Exercise description =
Among the entries that follow, find every line with the word "name" and copy it.
+-------+
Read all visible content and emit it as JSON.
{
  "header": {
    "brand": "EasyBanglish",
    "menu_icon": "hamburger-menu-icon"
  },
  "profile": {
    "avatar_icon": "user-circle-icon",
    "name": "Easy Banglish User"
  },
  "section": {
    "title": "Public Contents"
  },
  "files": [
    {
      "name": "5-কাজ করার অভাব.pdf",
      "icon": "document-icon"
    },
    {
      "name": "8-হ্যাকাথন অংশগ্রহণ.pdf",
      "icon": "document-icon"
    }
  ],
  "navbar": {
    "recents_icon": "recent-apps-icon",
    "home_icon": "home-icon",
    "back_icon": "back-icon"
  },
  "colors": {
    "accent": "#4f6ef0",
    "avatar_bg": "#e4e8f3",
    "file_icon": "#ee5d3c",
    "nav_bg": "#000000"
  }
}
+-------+
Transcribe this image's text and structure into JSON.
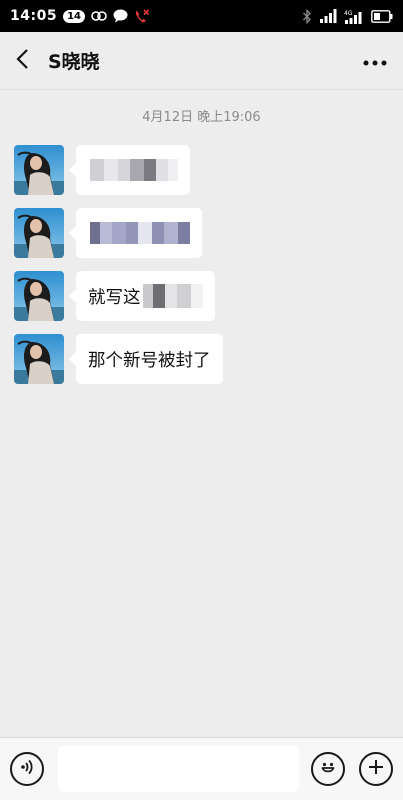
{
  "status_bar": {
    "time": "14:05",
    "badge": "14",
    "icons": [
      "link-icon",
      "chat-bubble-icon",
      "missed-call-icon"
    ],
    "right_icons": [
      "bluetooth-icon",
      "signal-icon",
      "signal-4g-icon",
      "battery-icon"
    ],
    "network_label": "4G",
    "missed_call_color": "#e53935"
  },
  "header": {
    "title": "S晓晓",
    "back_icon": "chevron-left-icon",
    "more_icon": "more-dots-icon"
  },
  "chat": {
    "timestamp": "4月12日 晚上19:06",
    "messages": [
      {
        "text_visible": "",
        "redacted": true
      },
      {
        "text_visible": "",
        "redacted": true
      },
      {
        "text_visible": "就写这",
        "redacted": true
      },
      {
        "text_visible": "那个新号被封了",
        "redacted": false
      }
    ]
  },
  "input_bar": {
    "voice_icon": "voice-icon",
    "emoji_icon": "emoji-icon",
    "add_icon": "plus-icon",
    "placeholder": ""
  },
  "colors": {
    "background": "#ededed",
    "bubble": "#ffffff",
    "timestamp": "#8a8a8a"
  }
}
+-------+
Final answer =
    "name": "Easy Banglish User"
      "name": "5-কাজ করার অভাব.pdf",
      "name": "8-হ্যাকাথন অংশগ্রহণ.pdf",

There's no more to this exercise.